Our core values of maintaining liquidity and preserving investor capital along with our investment approach of fundamental analysis, quantitative risk management and financial markets expertise remain as strong today as ever, producing consistently high risk-adjusted returns and only 2 losing calendar years across the Fund’s 21 year history. We continue to leverage the core strengths of O’Connor while orienting the portfolio to a return goal of 8-12% with volatility of 5-7%. Over the past few years we have shifted away from broad diversified strategies with declining alpha profiles, and removed factor and risk constraints to allow our PMs both greater flexibility in managing their books and in adding concentration in high conviction positions. We concentrate capital in strategies where we believe that our strong PM talent can take advantage of a supportive macro backdrop, less crowding and greater dispersion. Some of these changes have been particularly meaningful:
- Increased focus on Equity L/S strategies in Europe and Asia has been a source of compelling idiosyncratic returns, particularly in the China A-share market where our PMs in Hong Kong and Shanghai have a meaningful competitive advantage by leveraging UBS’s global footprint, local markets expertise and access to borrow.
- Launched our Environmental-focused long/short equity strategy through a PM team with 12 years’ expertise trading the energy economy, targeting the dramatic changes in corporate behavior in addressing climate change.
- Significantly increased allocation to our long-tenured Merger Arbitrage team, while developing adjacent strategies in Event Driven and Special Purpose Acquisition Companies (SPACs).
- Increased allocation to Credit strategies, particularly in Convertible Arbitrage and High Yield, with an aggressive approach to trading to capitalize on short-term catalysts and dislocations, and introduced both Private Credit and Working Capital strategies.
O’Connor’s evolution has allowed us to successfully navigate the COVID crisis and ensuing pandemic, protecting our investors’ capital through the market downturn. Our focus on liquidity allowed us to be nimble and aggressive in repositioning our exposures in the dramatic market moves, and we have gone back to our roots as derivative traders in actively using equity and credit derivatives to both hedge and tilt our overall exposures.
Looking forward, we remain in an environment of unprecedented uncertainty in both geopolitics and corporate fundamentals, which we anticipate will be a huge driver of alpha in the market.
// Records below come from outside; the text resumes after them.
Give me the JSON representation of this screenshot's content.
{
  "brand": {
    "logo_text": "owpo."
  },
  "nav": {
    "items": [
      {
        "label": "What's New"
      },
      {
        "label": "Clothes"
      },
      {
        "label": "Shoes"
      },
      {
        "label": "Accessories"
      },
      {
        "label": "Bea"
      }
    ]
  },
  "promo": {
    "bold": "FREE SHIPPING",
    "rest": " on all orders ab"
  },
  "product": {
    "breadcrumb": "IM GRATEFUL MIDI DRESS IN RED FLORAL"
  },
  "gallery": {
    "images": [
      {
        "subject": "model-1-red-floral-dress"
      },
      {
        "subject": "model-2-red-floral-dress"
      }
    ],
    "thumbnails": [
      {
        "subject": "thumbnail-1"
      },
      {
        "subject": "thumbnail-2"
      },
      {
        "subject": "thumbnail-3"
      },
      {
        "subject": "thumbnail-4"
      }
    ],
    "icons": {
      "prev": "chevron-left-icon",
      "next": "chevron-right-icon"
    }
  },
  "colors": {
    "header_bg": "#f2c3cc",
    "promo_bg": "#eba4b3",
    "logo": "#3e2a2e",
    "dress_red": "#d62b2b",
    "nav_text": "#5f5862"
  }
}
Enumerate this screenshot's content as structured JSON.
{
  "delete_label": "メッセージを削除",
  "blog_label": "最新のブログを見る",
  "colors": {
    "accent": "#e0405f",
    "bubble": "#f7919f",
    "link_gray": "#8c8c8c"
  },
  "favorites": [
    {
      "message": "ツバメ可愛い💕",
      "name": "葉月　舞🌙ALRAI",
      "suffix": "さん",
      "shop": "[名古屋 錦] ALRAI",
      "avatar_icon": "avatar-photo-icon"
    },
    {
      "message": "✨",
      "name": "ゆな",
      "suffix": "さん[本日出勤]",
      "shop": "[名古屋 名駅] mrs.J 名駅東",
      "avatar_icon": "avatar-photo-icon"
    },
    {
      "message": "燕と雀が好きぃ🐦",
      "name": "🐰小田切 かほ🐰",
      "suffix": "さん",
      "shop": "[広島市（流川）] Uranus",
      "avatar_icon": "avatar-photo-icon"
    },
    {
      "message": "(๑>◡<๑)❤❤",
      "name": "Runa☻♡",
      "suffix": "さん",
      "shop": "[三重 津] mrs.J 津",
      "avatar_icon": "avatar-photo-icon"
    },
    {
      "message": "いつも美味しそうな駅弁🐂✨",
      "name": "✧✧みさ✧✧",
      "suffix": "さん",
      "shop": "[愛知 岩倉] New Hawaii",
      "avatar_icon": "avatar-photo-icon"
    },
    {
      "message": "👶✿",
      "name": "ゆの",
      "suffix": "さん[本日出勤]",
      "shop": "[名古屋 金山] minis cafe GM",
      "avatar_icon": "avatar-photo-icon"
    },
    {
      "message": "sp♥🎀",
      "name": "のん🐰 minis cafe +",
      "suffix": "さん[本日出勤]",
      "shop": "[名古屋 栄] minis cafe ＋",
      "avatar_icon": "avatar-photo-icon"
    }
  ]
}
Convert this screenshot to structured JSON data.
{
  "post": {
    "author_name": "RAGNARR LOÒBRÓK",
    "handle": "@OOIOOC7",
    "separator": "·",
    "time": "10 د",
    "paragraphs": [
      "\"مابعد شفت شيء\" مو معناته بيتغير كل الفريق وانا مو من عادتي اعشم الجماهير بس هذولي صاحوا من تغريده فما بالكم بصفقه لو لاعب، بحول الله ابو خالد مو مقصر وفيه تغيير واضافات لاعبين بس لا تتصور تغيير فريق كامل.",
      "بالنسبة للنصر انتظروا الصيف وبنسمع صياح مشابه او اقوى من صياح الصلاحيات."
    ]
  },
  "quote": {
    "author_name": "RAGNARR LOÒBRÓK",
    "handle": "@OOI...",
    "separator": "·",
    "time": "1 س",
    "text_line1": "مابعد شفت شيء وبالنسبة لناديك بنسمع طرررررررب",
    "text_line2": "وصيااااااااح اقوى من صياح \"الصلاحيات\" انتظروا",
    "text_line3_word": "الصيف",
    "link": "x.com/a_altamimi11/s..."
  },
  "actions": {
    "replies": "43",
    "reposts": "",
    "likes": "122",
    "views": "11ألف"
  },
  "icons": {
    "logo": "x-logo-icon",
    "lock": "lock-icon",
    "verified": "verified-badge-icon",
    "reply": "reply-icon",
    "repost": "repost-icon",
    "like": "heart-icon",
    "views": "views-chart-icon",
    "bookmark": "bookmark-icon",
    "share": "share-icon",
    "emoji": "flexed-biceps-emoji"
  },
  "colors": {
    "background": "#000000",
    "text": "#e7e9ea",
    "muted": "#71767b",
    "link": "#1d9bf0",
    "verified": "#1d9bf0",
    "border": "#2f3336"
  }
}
We’ve always been mindful of volatility as a leading indicator in the market, and we are keeping a watchful eye for signs of interest rate volatility as a potential predictor of heightened risk. We will continue to leverage our fundamental research and data science tools as we look to continue our history of high risk-adjusted returns and meaningful capital protection in dynamic markets.